A few days later we went to the Metropolitan Museum of Art, and there were a lot of sidewalk vendors selling photos, reproductions of paintings, and other artsy stuff. Katja’s attention was drawn to some framed prints of Chinese horses. They reminded her of a horse print we’d owned when we were first married, and she loved them. The guy was charging 3 for $10. Katja seemed to be every bit as enthused as she’d been about the $3500 photos at the Chelsea gallery. I wasn’t encouraging about buying these horses either, thinking that we would have to lug them around for the rest of the day. Later it occurred to me that I would have been smart to have bought the 3 Chinese horse prints for Katja (which would have hopefully fulfilled her horse needs for a while).
Friday we went to the Brooklyn Promenade and then took the subway back to Manhattan and went to Ground Zero. We hadn’t been there in previous visits, and it was a silent, sobering experience. Then we walked a couple of blocks over to the potential mosque site that has been the spotlight of so much media and political controversy in recent weeks. There were numerous activists outside with signs urging tolerance, religious freedom, respect, reconciliation, etc. When you’re in New York, there’s such a powerful sense of ethnic, religious, and cultural diversity that it’s hard to even conceive of the bigotry toward the Muslim community is so widespread across the nation.
At the Potential Mosque Site

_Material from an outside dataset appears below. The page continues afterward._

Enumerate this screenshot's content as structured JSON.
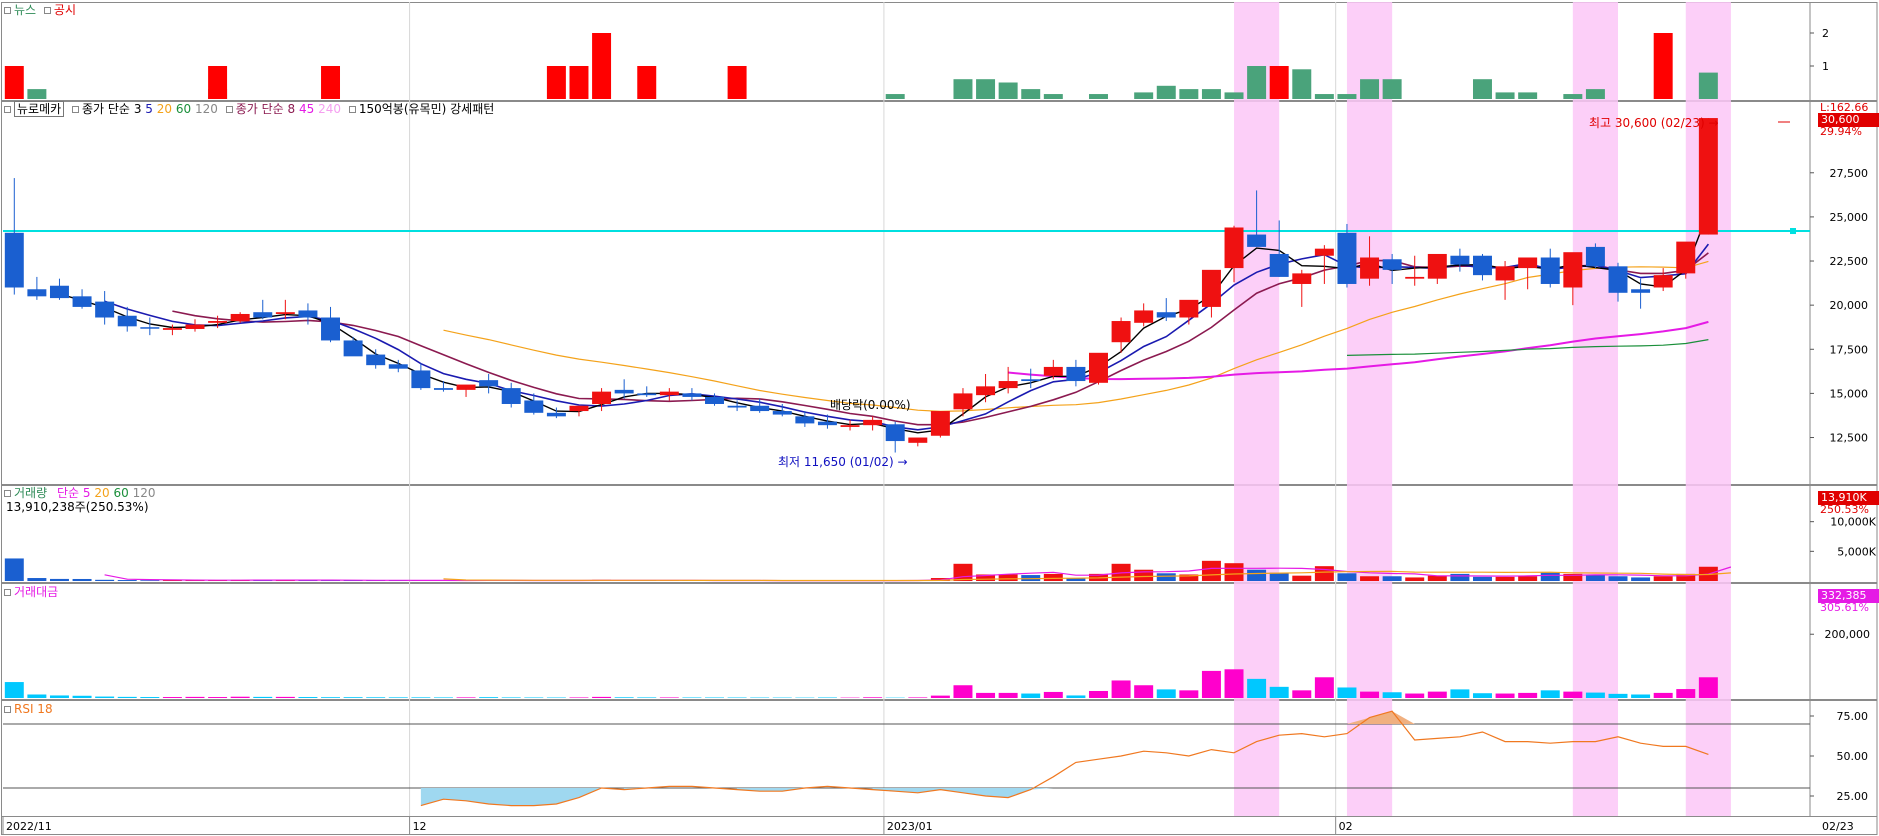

Saturday was our 50th wedding anniversary, and I bought a dozen red roses at the corner vegetable shop. They were deep red, and Katja seemed very pleased. We celebrated that night by going out to one of the city’s premier restaurants, Jean Georges on Central Park West. I’d offered to treat for this special occasion. The restaurant was elegant, the service was impeccable, the food was excellent, and we had a lot of laughs, talking about marriage and life experiences. At the end of the meal when I looked at the bill and took out my credit card, Bruce asked me if I was all right. Apparently I’d gotten very pale again. It was nothing – just that the bill for dinner approached the price of our two airplane tickets. I showed the receipt to Katja later, and she nonchalantly said we’d paid more on other occasions. What those occasions were, I couldn’t imagine, but I took her word for it. Later a friend reminded me that you only have one fiftieth anniversary in your entire lifetime, and that made me feel better. When we awoke the next morning, the dozen red roses on the dining room table had wilted and were all drooping straight downward. I decided I shouldn’t have relied on a produce vendor for our anniversary flowers. I felt it might be a bad omen, but Ami said the drooping flowers still were pretty.
Katja’s friends and colleagues at work had bought us matching sparkly gold baseball caps for our anniversary, and we wore them all around the city. One day I went to Greenwich Village to take some photos, and my gold cap was a big hit. One guy about my age approached and asked me why I was conservatively dressed but wearing a gold cap that made me look like Elton John. I explained about my golden anniversary, and he remarked that his wife was out of town so he wasn’t wearing his wedding ring either. Then two other guys came up, and one said he wanted to know where to buy a cap like mine for his boyfriend. I advised him to check e-Bay. Then somebody started whistling behind me, and another guy was calling out to me, “Gold! Gold!” Some other guy yelled, “Hey, Gold Cap!” It was nice. I’ve always had difficulty striking up acquaintances in public places, and now I find out all you need to do is wear a gold cap.
Gold Cap Tourists in Brooklyn
There were, of course, many other exciting sights and experiences. Broadway musicals, art museums, shops and galleries, traveling around with our Metro passes, Chinatown and Soho, Rockefeller Center, Times Square (where Katja enjoyed seeing the Naked Cowboy again), lunches and dinners and New York pizza. I can understand why, as a 20-year-old, I was ecstatic about the city. I still am.